> Assigned task
Every line of the material below that holds the string "JSON" should be copied.
Working data Block Start
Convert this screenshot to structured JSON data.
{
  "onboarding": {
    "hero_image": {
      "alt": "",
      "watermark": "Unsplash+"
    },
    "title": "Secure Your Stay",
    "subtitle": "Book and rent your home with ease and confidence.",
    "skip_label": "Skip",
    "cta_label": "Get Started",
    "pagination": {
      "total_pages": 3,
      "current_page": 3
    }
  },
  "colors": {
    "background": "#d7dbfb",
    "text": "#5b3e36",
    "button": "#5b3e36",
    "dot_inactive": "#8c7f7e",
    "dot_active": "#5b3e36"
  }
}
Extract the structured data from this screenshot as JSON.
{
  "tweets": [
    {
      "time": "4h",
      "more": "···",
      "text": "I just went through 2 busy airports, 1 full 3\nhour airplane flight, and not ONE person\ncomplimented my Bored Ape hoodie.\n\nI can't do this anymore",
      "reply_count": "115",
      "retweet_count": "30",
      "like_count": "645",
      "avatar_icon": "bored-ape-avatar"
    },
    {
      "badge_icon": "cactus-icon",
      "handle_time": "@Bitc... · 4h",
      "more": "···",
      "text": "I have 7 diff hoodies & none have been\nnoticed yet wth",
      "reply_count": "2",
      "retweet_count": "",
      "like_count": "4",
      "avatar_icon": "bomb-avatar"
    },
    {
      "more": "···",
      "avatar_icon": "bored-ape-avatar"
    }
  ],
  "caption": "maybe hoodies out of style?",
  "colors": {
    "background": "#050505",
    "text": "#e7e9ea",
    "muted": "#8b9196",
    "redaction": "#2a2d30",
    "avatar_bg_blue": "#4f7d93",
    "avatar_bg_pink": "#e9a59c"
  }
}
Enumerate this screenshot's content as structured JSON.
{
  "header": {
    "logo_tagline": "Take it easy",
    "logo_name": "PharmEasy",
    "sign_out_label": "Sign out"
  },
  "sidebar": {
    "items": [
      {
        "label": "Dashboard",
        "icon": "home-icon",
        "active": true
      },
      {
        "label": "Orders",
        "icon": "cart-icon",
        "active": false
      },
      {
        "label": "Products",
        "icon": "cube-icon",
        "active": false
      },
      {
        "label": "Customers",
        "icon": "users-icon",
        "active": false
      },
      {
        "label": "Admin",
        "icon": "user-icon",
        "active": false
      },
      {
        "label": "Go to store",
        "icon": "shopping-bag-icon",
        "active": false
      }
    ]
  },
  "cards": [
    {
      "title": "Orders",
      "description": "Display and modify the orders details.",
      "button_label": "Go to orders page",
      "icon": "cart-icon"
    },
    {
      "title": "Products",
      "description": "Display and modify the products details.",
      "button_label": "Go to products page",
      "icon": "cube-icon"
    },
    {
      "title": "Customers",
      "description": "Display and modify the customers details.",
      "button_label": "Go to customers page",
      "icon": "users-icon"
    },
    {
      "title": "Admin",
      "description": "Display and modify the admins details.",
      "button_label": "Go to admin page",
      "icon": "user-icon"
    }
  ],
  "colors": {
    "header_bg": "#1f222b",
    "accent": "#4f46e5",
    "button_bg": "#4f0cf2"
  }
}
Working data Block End
> Exercise output
Convert this screenshot to structured JSON data.
Extract the structured data from this screenshot as JSON.
Enumerate this screenshot's content as structured JSON.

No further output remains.